InterviewS WITH duck falls residents

Resident, male adult: I seen colored lights in the sky above that place a couple days after what happened. I didn't report it or nothin 'cause I didn't want folks thinkin' I was talkin' about aliens. Burt Bucklebee used to say he seen aliens hoverin' over his field at night but I can't say I ever seen nothin' like that before what happened, an' I been livin' here since I was yay-high. But like I says, I seen 'em. I dunno what they was but they was there plain as day even though it was night like I said.

 

Resident, female adult: I was outside the day it happened. I remember you actually, you were there with a Hispanic-looking woman I think, isn't that right? … Well, I stayed there the whole time. I was supposed to meet my husband in there during lunch. But I was there when it all started, way at the back of the line so I could see over the top of the wall. It's the strangest thing, but I'd swear on a stack of bibles I half a dozen people shooting straight up into the air like something was lifting them up and then they just dropped out of sight—zip, zip, zip, one after another. My husband was one of the survivors, thank God. He won't talk about it though. He didn't talk much to begin with so nothing's changed there.

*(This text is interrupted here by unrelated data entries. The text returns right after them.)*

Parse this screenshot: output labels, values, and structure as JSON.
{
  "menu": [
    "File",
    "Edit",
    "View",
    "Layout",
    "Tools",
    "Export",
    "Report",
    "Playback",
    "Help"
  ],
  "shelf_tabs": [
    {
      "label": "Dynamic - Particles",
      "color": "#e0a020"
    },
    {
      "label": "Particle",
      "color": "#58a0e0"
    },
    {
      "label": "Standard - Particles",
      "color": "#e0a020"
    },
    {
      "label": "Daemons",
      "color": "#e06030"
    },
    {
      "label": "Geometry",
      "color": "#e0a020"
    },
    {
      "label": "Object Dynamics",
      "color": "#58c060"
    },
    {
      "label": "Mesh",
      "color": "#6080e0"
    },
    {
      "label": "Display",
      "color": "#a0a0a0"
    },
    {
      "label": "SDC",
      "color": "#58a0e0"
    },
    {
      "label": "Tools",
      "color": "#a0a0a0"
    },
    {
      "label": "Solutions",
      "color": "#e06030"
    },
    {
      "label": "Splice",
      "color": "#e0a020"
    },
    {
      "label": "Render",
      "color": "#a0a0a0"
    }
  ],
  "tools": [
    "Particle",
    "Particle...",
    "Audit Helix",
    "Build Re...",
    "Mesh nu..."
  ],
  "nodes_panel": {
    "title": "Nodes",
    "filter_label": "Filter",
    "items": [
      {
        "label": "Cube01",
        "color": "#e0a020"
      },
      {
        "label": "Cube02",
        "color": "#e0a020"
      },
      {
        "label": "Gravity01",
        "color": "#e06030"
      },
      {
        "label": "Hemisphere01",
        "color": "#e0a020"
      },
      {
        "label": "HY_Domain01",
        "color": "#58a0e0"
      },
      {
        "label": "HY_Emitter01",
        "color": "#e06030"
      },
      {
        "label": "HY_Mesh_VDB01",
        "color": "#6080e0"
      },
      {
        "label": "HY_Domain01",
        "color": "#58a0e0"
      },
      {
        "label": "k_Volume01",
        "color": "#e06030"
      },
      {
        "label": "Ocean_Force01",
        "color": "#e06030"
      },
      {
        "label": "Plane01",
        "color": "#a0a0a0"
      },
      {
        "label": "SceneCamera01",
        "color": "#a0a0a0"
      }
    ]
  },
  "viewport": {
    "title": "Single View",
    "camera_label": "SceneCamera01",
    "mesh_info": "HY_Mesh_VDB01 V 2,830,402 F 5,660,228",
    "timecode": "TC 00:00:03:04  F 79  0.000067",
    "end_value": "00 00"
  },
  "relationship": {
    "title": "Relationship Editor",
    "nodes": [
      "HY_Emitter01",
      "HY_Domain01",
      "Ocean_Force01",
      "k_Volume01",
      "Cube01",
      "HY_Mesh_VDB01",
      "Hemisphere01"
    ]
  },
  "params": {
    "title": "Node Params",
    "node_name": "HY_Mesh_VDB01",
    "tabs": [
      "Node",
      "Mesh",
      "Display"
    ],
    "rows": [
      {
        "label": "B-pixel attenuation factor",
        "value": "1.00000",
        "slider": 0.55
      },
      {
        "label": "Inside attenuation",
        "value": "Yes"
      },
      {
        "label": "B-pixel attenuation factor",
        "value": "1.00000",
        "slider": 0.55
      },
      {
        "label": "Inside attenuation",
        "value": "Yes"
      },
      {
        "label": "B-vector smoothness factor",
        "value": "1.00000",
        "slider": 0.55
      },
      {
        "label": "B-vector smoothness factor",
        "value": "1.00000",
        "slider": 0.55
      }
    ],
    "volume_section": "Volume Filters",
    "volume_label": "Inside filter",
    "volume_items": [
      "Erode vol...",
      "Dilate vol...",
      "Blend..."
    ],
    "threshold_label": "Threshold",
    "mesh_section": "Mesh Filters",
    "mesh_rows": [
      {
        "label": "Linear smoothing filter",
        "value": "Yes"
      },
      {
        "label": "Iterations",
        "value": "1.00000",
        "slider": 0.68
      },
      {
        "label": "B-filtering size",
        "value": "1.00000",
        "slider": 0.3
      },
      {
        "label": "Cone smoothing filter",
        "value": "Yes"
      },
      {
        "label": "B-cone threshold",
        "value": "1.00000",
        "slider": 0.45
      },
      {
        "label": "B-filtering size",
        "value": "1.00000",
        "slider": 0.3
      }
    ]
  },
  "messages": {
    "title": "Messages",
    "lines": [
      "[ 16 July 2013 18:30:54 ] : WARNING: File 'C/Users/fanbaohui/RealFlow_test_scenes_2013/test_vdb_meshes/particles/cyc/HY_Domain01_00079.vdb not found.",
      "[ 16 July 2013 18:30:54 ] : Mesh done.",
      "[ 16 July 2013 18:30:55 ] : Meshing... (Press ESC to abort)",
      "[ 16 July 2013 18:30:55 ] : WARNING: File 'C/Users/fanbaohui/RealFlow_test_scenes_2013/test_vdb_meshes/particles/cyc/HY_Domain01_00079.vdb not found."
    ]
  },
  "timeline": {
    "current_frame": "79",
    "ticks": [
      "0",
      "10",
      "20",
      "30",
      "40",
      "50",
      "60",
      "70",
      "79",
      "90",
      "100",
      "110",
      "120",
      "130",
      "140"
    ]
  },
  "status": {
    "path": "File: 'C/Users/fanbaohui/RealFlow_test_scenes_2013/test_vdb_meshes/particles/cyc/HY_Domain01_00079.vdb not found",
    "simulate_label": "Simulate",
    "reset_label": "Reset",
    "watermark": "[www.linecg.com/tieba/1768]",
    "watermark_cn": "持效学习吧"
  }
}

Resident, female teen: All my friends went. I was supposed to go too but I got called in for a shift at the bulk food store and couldn't get out of it. I'm eighteen years old and most of my friends are dead. The ones that didn't go that day, they never talk about it. It's not something we try to dwell on but it's hard not to. Some kids got involved with those activists after it happened but it's not something I ever thought about doing. It's just not on my radar.

 

Resident, female adult: You never think tragedies like this will happen to you. It's always something that happens to someone else, somewhere else. I've lived here for almost twenty years. It's a nice town. Peaceful. Quaint. But it's tainted now. We're thinking about moving somewhere else, but who would buy our house? It'd be like moving next door to Chernobyl. And now our wiring's on the fritz—we just upgraded from knob and tube two years back.

Resident, male teen: I mean it's a tragedy and all but I really wish I coulda had a chance to go there, it sounded like it would've been really cool—aside from all the death and stuff. 

 

Resident, male adult: That plot of land was cursed long before they put that park there. Burt Bucklebee knew it. You think it's a coincidence he had a heart attack the same exact day he was packing up to move out to Florida? Then there was that kid, too, and the old lady at the Cripple Castle [note: this is apparently what some residents call the seniors home]. Heart attack, same day. Splat. So you can argue all you want about that park and who's to blame but that land was cursed from the start. The Native Americans knew it. Burt knew it. What they should do is demolish the whole damn place and salt the earth where it stood.

 

Resident, female adult: Don't believe anything you hear about Ghostland. These people just want to spread lies about that place. Fake news. They've been against it ever since town council passed the zoning change for that land. I worked there, during construction. I didn't see any kind of weird stuff like some other people have been saying. I've cleared asbestos from old buildings before, wasn't much different than that. It was just a routine job. Clock in clock out. Okay, so maybe the exhibits were a little strange and there were stories, but you hear all kinds of that stuff on just about any job.

Resident, female adult: There were memorials and funerals and candlelight vigils for a month after it happened. It was physically exhausting. Mentally draining. I think it's time for us as a community to try to move on, move forward, you know?